The recent case of Allen v. Stoddard (2012) 212 Cal.App.4th 807 has highlighted at least one pitfall regarding filing a claim against an estate. The Allen court has pointed out that Probate Code section 9353 (“Section 9353”), which imposes a deadline of 90 days in which to file a lawsuit against an estate on a rejected creditor’s claim, and Code of Civil Procedure section 366.3 (“Section 366.3”), which imposes a deadline of one year to enforce a claim against a decedent for breach of a promise or agreement relating to a distribution from an estate or trust, have conflicting requirements as to a claimant’s time to file a lawsuit regarding claims for breach of a promise to make a will.
The Allen case involved James Humpert (“James”) and Richard Allen (“Richard”), who were not married or registered domestic partners, but were in a committed long-term relationship with one another. James had always promised Richard that he would “take care” of Richard should he pass away. James passed away on October 29, 2010.
Upon James’ death, Richard filed a petition to be appointed as administrator of James’ estate. Edith Stoddard (“Edith”), James’ sister, filed a competing petition and prevailed. Pursuant to Probate Code Section 9351, Richard timely filed a creditor’s claim against James’ estate based on James’ promise that he would always “take care” of Richard. On May 19, 2011, the estate formally rejected Richard’s claim, clearing the way for Richard to initiate a lawsuit against James’ estate.
On August 18, 2011, ninety-one days after his claim was rejected, Richard filed his lawsuit against James’ estate in the probate court. The estate defended, claiming that Richard’s lawsuit was not filed within the 90 day deadline set by Section 9353. Under Section 9353, a lawsuit on a rejected claim must be filed within 90 days from the date of rejection. Because Richard missed the 90 deadline by one day, the estate argued that Richard’s lawsuit was untimely and was, therefore, barred. The trial court agreed and dismissed Richard’s lawsuit. Richard appealed.
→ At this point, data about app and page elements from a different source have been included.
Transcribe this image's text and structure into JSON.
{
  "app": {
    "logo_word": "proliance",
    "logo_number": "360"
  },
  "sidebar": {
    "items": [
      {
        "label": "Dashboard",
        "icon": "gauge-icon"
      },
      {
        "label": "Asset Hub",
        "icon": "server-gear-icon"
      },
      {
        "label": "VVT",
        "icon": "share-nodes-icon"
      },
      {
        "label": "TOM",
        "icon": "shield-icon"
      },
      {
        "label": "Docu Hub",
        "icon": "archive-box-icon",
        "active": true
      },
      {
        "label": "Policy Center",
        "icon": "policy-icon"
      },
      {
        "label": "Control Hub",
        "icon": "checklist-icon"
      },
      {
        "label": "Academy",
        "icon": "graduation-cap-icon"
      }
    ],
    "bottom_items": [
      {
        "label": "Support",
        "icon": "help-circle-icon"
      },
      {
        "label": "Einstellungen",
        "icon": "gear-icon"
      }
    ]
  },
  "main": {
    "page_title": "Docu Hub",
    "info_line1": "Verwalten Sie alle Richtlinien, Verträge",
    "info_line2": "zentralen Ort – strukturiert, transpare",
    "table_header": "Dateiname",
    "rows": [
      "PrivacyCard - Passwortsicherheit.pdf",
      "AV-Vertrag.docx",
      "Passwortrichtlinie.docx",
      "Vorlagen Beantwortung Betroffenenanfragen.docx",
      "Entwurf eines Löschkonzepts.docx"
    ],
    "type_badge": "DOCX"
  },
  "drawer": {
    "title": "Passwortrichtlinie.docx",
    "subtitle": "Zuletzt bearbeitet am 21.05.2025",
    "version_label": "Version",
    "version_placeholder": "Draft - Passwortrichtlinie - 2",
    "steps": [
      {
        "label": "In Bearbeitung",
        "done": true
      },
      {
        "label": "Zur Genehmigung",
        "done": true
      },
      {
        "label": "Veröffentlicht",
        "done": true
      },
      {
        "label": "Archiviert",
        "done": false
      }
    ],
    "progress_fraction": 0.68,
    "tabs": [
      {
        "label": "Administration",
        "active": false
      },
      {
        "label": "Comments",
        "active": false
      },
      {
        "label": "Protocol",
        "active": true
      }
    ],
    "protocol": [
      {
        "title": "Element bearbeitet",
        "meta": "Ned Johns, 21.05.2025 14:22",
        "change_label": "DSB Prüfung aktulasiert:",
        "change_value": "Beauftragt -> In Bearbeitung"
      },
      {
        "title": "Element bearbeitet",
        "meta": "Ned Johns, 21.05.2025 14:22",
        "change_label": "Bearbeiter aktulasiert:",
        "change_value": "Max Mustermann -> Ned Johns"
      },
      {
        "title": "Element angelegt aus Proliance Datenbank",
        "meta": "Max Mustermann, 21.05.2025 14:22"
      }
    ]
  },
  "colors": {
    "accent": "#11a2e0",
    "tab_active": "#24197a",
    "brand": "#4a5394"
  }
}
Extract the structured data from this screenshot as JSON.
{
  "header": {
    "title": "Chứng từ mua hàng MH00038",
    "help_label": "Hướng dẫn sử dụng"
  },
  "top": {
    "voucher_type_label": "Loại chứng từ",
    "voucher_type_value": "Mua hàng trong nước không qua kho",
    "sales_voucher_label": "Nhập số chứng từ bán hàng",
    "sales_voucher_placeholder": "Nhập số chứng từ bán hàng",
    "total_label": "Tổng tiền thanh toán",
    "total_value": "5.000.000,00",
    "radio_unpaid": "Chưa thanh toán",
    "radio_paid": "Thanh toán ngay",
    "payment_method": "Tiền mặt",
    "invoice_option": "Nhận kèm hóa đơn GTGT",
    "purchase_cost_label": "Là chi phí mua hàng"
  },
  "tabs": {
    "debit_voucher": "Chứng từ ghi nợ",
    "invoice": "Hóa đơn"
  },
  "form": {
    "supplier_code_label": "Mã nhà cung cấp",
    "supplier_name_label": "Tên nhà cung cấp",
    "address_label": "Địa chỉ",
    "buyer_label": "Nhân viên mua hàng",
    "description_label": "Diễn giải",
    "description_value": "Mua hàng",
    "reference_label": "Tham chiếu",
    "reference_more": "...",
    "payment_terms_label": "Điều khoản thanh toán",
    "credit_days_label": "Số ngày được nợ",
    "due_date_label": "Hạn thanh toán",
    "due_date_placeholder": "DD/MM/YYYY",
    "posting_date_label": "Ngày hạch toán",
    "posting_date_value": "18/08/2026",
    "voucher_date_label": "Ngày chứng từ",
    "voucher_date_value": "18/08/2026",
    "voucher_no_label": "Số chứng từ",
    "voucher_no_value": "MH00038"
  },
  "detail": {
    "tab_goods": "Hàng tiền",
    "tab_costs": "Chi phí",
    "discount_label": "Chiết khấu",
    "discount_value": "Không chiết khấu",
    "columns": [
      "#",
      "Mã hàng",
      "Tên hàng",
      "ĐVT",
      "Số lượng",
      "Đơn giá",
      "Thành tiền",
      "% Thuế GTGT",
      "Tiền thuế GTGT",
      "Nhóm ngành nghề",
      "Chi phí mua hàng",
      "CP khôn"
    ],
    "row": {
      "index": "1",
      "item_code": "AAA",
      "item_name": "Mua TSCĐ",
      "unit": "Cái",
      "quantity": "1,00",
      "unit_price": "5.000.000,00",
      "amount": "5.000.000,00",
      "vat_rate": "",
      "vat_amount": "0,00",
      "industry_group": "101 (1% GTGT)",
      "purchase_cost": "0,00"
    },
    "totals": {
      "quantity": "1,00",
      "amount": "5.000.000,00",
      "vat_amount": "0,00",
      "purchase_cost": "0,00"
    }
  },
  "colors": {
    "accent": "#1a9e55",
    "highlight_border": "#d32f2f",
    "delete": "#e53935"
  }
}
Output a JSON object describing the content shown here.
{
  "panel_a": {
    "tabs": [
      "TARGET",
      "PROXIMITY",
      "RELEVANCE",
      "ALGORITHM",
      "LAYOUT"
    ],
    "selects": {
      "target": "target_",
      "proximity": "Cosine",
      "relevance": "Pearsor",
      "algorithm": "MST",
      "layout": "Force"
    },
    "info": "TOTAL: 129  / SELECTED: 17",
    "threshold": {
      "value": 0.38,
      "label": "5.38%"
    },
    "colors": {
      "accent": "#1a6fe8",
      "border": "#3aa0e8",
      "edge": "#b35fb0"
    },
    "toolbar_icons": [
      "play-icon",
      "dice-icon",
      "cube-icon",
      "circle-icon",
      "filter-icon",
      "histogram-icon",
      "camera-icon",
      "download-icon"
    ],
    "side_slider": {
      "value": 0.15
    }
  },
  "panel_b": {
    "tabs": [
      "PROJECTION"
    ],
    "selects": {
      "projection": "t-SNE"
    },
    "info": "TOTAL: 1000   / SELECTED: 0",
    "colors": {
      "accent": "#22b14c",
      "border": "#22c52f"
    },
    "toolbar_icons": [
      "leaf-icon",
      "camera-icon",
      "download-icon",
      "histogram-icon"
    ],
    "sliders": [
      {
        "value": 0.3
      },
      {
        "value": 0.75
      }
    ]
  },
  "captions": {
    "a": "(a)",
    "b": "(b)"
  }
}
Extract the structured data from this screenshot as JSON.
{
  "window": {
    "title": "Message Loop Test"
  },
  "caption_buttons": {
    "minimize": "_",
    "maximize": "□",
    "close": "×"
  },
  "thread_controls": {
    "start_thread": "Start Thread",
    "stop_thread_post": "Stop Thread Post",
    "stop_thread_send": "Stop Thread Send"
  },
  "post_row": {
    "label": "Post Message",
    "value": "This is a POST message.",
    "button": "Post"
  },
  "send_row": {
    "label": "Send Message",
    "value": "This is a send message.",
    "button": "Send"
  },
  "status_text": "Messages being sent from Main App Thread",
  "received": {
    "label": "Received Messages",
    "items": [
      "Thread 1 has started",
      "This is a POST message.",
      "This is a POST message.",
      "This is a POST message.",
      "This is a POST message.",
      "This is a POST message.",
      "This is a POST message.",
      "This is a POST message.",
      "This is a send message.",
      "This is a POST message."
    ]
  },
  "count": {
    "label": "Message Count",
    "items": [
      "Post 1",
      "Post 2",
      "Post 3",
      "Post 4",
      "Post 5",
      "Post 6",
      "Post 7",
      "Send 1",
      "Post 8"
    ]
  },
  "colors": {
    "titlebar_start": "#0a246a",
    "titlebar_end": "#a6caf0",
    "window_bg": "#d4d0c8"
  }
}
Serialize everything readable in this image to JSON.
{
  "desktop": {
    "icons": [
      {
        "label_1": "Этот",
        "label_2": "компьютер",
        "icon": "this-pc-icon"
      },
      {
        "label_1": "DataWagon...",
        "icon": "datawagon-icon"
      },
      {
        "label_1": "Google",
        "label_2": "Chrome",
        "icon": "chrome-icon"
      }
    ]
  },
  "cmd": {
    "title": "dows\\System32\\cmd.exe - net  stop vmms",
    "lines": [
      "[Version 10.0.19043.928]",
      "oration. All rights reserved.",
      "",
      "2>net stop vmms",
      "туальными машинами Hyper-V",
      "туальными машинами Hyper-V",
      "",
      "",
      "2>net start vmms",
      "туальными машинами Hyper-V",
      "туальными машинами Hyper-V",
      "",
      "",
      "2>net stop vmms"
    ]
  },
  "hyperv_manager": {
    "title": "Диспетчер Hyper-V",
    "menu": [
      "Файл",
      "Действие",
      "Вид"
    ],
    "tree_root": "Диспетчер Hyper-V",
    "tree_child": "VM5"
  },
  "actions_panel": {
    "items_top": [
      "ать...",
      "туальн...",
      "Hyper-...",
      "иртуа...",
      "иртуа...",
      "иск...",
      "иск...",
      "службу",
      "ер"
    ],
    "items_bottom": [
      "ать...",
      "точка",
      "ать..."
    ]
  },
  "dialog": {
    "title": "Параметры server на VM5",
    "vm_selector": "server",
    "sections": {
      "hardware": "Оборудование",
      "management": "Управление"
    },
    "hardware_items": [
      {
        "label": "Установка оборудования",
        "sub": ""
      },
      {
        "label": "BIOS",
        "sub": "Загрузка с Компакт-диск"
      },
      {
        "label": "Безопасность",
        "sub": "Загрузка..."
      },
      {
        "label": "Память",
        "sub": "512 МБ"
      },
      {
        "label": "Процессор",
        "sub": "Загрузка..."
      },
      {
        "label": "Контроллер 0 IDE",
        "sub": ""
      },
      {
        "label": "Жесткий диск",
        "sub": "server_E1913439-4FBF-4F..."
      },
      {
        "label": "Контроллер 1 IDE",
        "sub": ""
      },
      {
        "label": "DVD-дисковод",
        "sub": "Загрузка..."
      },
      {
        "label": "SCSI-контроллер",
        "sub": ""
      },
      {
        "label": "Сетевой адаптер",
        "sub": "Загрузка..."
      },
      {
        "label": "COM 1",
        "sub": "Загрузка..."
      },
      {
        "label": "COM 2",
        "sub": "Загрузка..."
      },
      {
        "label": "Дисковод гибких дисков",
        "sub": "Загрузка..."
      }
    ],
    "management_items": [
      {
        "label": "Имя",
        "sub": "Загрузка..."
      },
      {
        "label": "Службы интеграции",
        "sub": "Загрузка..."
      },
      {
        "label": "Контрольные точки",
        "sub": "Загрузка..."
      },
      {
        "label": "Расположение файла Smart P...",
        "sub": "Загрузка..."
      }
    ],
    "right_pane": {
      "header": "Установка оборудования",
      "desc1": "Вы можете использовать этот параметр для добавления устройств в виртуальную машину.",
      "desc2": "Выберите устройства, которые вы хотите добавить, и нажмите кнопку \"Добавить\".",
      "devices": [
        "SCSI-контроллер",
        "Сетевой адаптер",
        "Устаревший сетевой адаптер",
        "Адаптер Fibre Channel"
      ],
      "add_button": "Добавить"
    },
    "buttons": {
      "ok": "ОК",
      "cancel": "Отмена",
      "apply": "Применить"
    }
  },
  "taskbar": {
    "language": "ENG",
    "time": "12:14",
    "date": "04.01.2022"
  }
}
On appeal, the appellate court noted that there was an inherent conflict between Section 9353, which sets a 90 day deadline in which to file a lawsuit on a rejected claim, and Section 366.3, which sets a deadline of one year from the decedent’s date of death in which to file a lawsuit for breach of a promise or agreement to make a distribution from an estate or trust. The question for the appellate court was, which deadline controls? If the 90 day deadline set by Section 9353 controlled, then Richard was out of luck as he filed his lawsuit 91 days after his claim was rejected. However, if the one year statute in Section 366.3 controlled, then Richard’s suit was timely filed and therefore not barred.
The appellate court determined that, as the newer and more specific of the two statutes, Section 366.3, with its one-year-from-date-of-death deadline, trumped Section 9353’s 90-day-from-date-of-rejection deadline. Thus, in matters involving a breach of promise to make a will or distribution from a trust, where a timely filed claim has been filed and rejected, the deadline to file a lawsuit is not 90 days from the date of the claim’s rejection but one year from the date of death of the decedent. Since Richard had filed his lawsuit within one year from the date of James’ death, his lawsuit was not time barred despite the fact that he had filed it later than 90 days after his creditor’s claim was rejected. The trial court’s decision was thus reversed and Richard’s lawsuit lived to see another day.
What it Means to You
The determination by the Allen court that Section 366.3, and not Section 9353, applies in these situations can present a trap for the unwary. For instance, let’s say a timely claim has been filed in a case involving breach of a promise to make a will and the claim is rejected 11 months after the decedent’s death. If the claimant is unaware that the one-year-from-date-of-death deadline of Section 366.3 controls, and instead relies on the 90 day deadline set forth in Section 9353, he or she could file the lawsuit within 90 days but after expiration of the one year deadline and thus be time barred.
Certainly, the decision in Allen may help a creditor who has failed to file a lawsuit within 90-days from rejection of the claim but is still within the one year statute of limitations of Section 366.3. That said, a prudent creditor and practitioner would be wise not to rely too heavily on Allen as there is no way of knowing for certain if other California appellate districts will follow the Allen’s court lead if presented with a similar situation on appeal. Thus, until there is better clarity on the issue, the prudent thing to do in matters involving breach of promise to make a distribution in a will or trust is to timely file a creditor’s claim and, upon rejection of that claim, file a lawsuit within the earlier of 90 days from date of rejection of the claim or one year from the date of the death of the decedent.
It is also very important to note that Allen’s holding is limited to the limitation period of filing a lawsuit after a claim is rejected by the estate. Allen does not consider the consequence of not filing a claim against the estate in the first place – another potential lethal trap for the unwary. So, again – to be certain that your lawsuit is not time barred, file a creditor’s claim timely and, upon rejection of that claim, file your lawsuit within the earlier of the 90 day deadline from the date of rejection of the claim, as set forth in Section 9353, or the one year deadline from the date of the decedent’s death, as set forth in Section 366.3.